— WHAT TO PRODUCE —
Return every record exactly as it appears. Leave nothing out.

Records drawn from a dataset:
****
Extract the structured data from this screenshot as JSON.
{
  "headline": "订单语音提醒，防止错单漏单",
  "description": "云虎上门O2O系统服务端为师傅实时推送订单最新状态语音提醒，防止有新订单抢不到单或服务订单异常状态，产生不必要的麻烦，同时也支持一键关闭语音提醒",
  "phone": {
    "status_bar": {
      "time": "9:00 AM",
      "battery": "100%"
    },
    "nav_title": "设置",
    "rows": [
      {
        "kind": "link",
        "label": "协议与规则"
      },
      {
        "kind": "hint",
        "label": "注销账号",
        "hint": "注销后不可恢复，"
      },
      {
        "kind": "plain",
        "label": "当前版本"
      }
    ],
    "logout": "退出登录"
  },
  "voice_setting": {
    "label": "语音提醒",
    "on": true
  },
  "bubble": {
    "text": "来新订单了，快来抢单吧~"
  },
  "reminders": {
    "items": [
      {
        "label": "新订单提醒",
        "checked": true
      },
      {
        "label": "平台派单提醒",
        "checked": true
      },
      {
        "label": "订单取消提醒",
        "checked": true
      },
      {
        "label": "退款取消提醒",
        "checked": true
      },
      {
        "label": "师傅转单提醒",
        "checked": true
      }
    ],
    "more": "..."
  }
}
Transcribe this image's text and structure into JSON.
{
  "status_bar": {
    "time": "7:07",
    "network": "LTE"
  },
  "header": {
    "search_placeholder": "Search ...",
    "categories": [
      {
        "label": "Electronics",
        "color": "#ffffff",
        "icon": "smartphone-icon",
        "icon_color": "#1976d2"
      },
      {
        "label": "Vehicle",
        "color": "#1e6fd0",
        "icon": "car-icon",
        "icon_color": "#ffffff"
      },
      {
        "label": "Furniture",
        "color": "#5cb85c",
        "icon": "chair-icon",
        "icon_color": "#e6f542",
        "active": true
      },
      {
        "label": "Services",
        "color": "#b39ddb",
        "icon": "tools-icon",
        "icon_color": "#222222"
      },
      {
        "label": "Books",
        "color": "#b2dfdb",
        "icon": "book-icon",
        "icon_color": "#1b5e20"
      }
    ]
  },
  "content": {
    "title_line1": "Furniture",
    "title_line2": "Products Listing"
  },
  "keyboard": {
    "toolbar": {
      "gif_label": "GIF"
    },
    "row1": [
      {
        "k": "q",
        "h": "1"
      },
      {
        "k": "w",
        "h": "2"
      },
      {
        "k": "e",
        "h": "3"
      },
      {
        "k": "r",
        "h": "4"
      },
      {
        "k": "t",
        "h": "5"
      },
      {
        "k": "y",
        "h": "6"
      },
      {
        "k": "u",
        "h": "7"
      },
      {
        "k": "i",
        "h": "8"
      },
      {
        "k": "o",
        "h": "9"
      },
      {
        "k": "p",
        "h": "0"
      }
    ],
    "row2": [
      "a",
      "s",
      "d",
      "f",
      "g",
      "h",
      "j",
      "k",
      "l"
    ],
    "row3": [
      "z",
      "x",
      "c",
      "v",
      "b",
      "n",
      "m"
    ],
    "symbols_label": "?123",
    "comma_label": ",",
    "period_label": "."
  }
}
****
— ANSWER AREA —
Extract the structured data from this screenshot as JSON.
{
  "headline": "订单语音提醒，防止错单漏单",
  "description": "云虎上门O2O系统服务端为师傅实时推送订单最新状态语音提醒，防止有新订单抢不到单或服务订单异常状态，产生不必要的麻烦，同时也支持一键关闭语音提醒",
  "phone": {
    "status_bar": {
      "time": "9:00 AM",
      "battery": "100%"
    },
    "nav_title": "设置",
    "rows": [
      {
        "kind": "link",
        "label": "协议与规则"
      },
      {
        "kind": "hint",
        "label": "注销账号",
        "hint": "注销后不可恢复，"
      },
      {
        "kind": "plain",
        "label": "当前版本"
      }
    ],
    "logout": "退出登录"
  },
  "voice_setting": {
    "label": "语音提醒",
    "on": true
  },
  "bubble": {
    "text": "来新订单了，快来抢单吧~"
  },
  "reminders": {
    "items": [
      {
        "label": "新订单提醒",
        "checked": true
      },
      {
        "label": "平台派单提醒",
        "checked": true
      },
      {
        "label": "订单取消提醒",
        "checked": true
      },
      {
        "label": "退款取消提醒",
        "checked": true
      },
      {
        "label": "师傅转单提醒",
        "checked": true
      }
    ],
    "more": "..."
  }
}
Transcribe this image's text and structure into JSON.
{
  "status_bar": {
    "time": "7:07",
    "network": "LTE"
  },
  "header": {
    "search_placeholder": "Search ...",
    "categories": [
      {
        "label": "Electronics",
        "color": "#ffffff",
        "icon": "smartphone-icon",
        "icon_color": "#1976d2"
      },
      {
        "label": "Vehicle",
        "color": "#1e6fd0",
        "icon": "car-icon",
        "icon_color": "#ffffff"
      },
      {
        "label": "Furniture",
        "color": "#5cb85c",
        "icon": "chair-icon",
        "icon_color": "#e6f542",
        "active": true
      },
      {
        "label": "Services",
        "color": "#b39ddb",
        "icon": "tools-icon",
        "icon_color": "#222222"
      },
      {
        "label": "Books",
        "color": "#b2dfdb",
        "icon": "book-icon",
        "icon_color": "#1b5e20"
      }
    ]
  },
  "content": {
    "title_line1": "Furniture",
    "title_line2": "Products Listing"
  },
  "keyboard": {
    "toolbar": {
      "gif_label": "GIF"
    },
    "row1": [
      {
        "k": "q",
        "h": "1"
      },
      {
        "k": "w",
        "h": "2"
      },
      {
        "k": "e",
        "h": "3"
      },
      {
        "k": "r",
        "h": "4"
      },
      {
        "k": "t",
        "h": "5"
      },
      {
        "k": "y",
        "h": "6"
      },
      {
        "k": "u",
        "h": "7"
      },
      {
        "k": "i",
        "h": "8"
      },
      {
        "k": "o",
        "h": "9"
      },
      {
        "k": "p",
        "h": "0"
      }
    ],
    "row2": [
      "a",
      "s",
      "d",
      "f",
      "g",
      "h",
      "j",
      "k",
      "l"
    ],
    "row3": [
      "z",
      "x",
      "c",
      "v",
      "b",
      "n",
      "m"
    ],
    "symbols_label": "?123",
    "comma_label": ",",
    "period_label": "."
  }
}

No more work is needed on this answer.